From Oct. 7 – 9. more than 7,000 nurses and nursing executives from around the world gathered in Atlanta, Georgia for the 2015 American Nurses Credentialing Center National Magnet Conference. According to the Magnet Learning Community, the three-day conference served as both a celebration of accomplishment for newly-recognized Magnet organizations and an opportunity to showcase best practices for the nursing community.
Becoming a Magnet hospital requires a significant amount of work to develop the necessary structure in the nursing department. The process is a huge endeavor, which usually takes about 4.25 years and an investment of $2,125,000 on average. But the results are worth the effort. When a hospital is accredited by the ANCC for its nursing excellence and high standard of patient care, it brings the highest level of recognition to the organization's nursing services. Furthermore, research has shown that hospitals with Magnet status report a high level in nurse job satisfaction and experience lower turnover and vacancy rates in these positions. A study funded by the Robert Wood Johnson Foundation's Interdisciplinary Nursing Quality Research Initiative recently found that achieving Magnet status also increases a hospital's revenue.
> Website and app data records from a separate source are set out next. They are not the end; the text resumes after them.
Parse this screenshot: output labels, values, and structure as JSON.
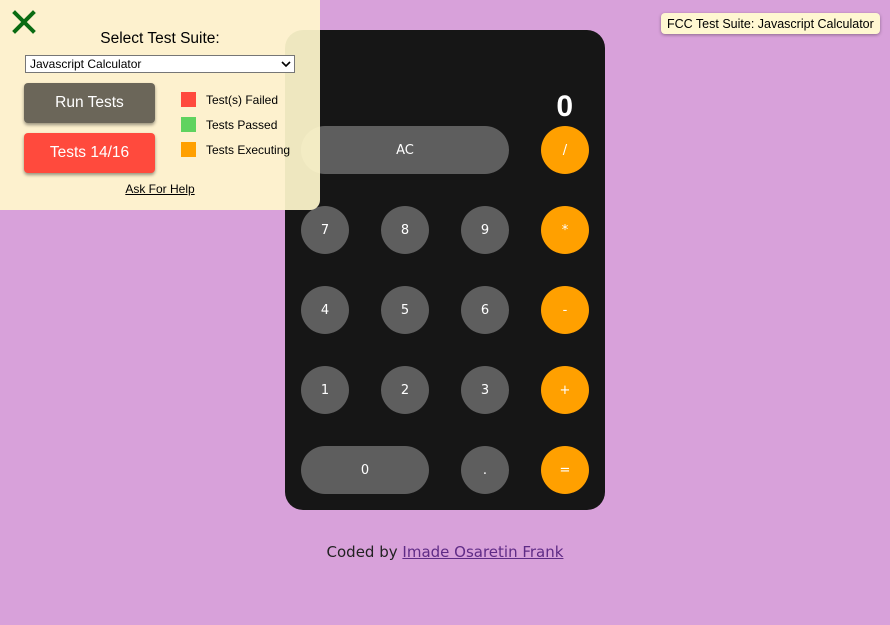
{
  "calculator": {
    "display": "0",
    "keys": {
      "ac": "AC",
      "divide": "/",
      "seven": "7",
      "eight": "8",
      "nine": "9",
      "multiply": "*",
      "four": "4",
      "five": "5",
      "six": "6",
      "subtract": "-",
      "one": "1",
      "two": "2",
      "three": "3",
      "add": "+",
      "zero": "0",
      "decimal": ".",
      "equals": "="
    },
    "colors": {
      "body": "#161616",
      "number_key": "#5e5e5e",
      "operator_key": "#ffa000"
    }
  },
  "footer": {
    "prefix": "Coded by",
    "author_link": "Imade Osaretin Frank"
  },
  "fcc_badge": {
    "label": "FCC Test Suite: Javascript Calculator"
  },
  "test_panel": {
    "title": "Select Test Suite:",
    "selected_suite": "Javascript Calculator",
    "run_button": "Run Tests",
    "tests_button": "Tests 14/16",
    "legend": [
      {
        "label": "Test(s) Failed",
        "color": "#ff4a3d"
      },
      {
        "label": "Tests Passed",
        "color": "#5fd35f"
      },
      {
        "label": "Tests Executing",
        "color": "#ffa000"
      }
    ],
    "help_link": "Ask For Help",
    "close_icon": "close-x-icon"
  },
  "page": {
    "background": "#d8a1da"
  }
}
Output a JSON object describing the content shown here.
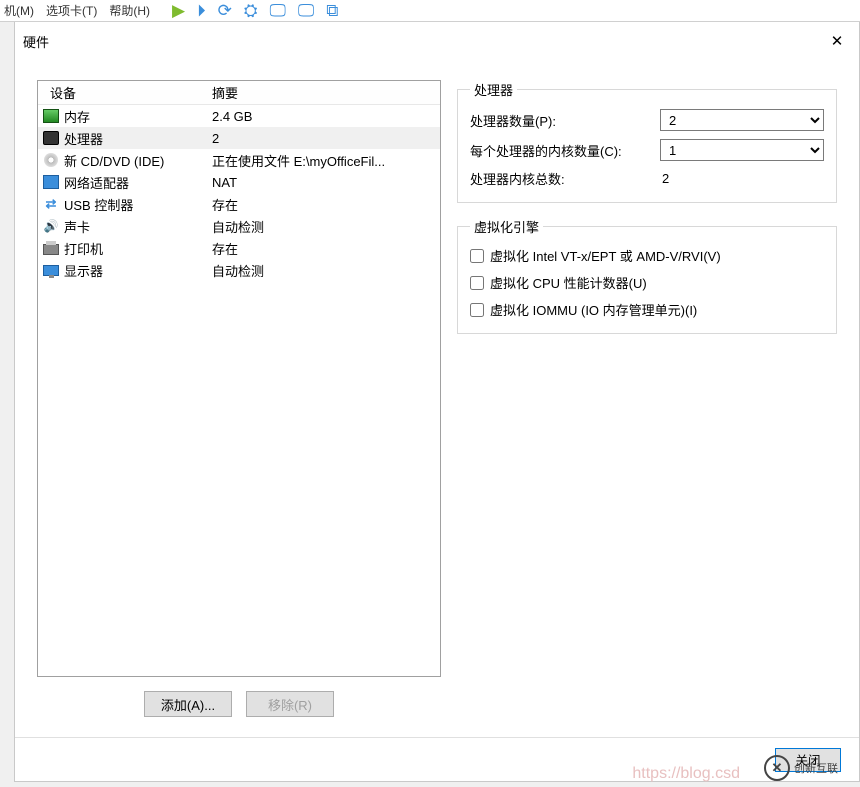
{
  "menu": {
    "items": [
      "机(M)",
      "选项卡(T)",
      "帮助(H)"
    ]
  },
  "dialog": {
    "title": "硬件",
    "close_label": "关闭"
  },
  "device_list": {
    "header_device": "设备",
    "header_summary": "摘要",
    "rows": [
      {
        "icon": "mem",
        "name": "内存",
        "summary": "2.4 GB"
      },
      {
        "icon": "cpu",
        "name": "处理器",
        "summary": "2",
        "selected": true
      },
      {
        "icon": "cd",
        "name": "新 CD/DVD (IDE)",
        "summary": "正在使用文件 E:\\myOfficeFil..."
      },
      {
        "icon": "net",
        "name": "网络适配器",
        "summary": "NAT"
      },
      {
        "icon": "usb",
        "name": "USB 控制器",
        "summary": "存在"
      },
      {
        "icon": "snd",
        "name": "声卡",
        "summary": "自动检测"
      },
      {
        "icon": "prn",
        "name": "打印机",
        "summary": "存在"
      },
      {
        "icon": "disp",
        "name": "显示器",
        "summary": "自动检测"
      }
    ],
    "add_label": "添加(A)...",
    "remove_label": "移除(R)"
  },
  "processors": {
    "group_label": "处理器",
    "count_label": "处理器数量(P):",
    "count_value": "2",
    "cores_label": "每个处理器的内核数量(C):",
    "cores_value": "1",
    "total_label": "处理器内核总数:",
    "total_value": "2"
  },
  "virtualization": {
    "group_label": "虚拟化引擎",
    "opt1": "虚拟化 Intel VT-x/EPT 或 AMD-V/RVI(V)",
    "opt2": "虚拟化 CPU 性能计数器(U)",
    "opt3": "虚拟化 IOMMU (IO 内存管理单元)(I)"
  },
  "brand": "创新互联",
  "watermark": "https://blog.csd"
}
At this year's conference, the activities were kicked off on Wednesday with a general session hosted by the leadership of ANCC, as well as the local cohost Magnet hospitals. This was followed by the opening plenary, a presentation by David Marquet, a retired U.S. Navy captain, on creating leadership and engagement at every level of an organization. The talk focused on creating a workplace where everyone is engaged and committed to contributing their full intellectual capacity by taking steps to bring out the leadership potential in everyone. Participants were then able to choose from a variety of sessions that focused on topics such as improving dementia care, decreasing readmission rates for congestive heart failure patients and learning about eating disorders. In the afternoon, conference attendees were also able to visit the exhibit hall or listen to poster presentations before attending a second session of their choice later in the day. In the evening, the conference celebrated the year's accomplishments with a Light up the Night welcome party that featured glow-in-the-dark gear, dancing, food and some of Atlanta's most popular attractions.
On Thursday, guests were able to start the morning with a concurrent session of their choosing and then attend a general session that featured personal stories of nursing from the 2015 National Magnet Nurse of the Year winners. Texas Health Presbyterian's CNO, Dr. Cole Edmonson, additionally spoke about his hospital's experience being the first facility to diagnose and treat an Ebola patient last year.The Exhibit Hall was once again open during the afternoon and more posters were presented. Participants were able to fill their day with three other sessions on topics such as group health and wellness coaching, code of ethics for nursing and animal-assisted therapy.
Conference attendees were also able to attend a breakfast session on Thursday sponsored by Elsevier entitled "Aligning with Evidence Across a Non-Profit Health Care System." The session, led by Alison Mason, RN, MS, the national director of quality informatics at Catholic Health Initiatives, focused on achieving top performance quality through evidence-based care. Guests were instructed in how to use procedures in Elsevier Clinical Skills to achieve this goal and elevate evidence-based practices.
"Learning to professionally create and collaborate is key in nursing."
Friday's schedule started with more concurrent sessions, giving participants additional opportunities to learn more about their particular topics of interest. After a complimentary brunch, two other sessions, time at the Exhibit Hall and more poster presentations, conference attendees sat in on the closing plenary, "The Virtual Choir – Nurses in Harmony," a presentation by Grammy award winning conductor and musician, Eric Whitacre. Whitacre, the creator of The Virtual Choir, uses digital technology to combine voices of thousands of singers in a global chorus, an astute parallel to the importance of peers sharing their talents with each other to create something bigger than themselves. Learning how to create and collaborate in a professional environment is essential not just to nursing, but to healthcare in general.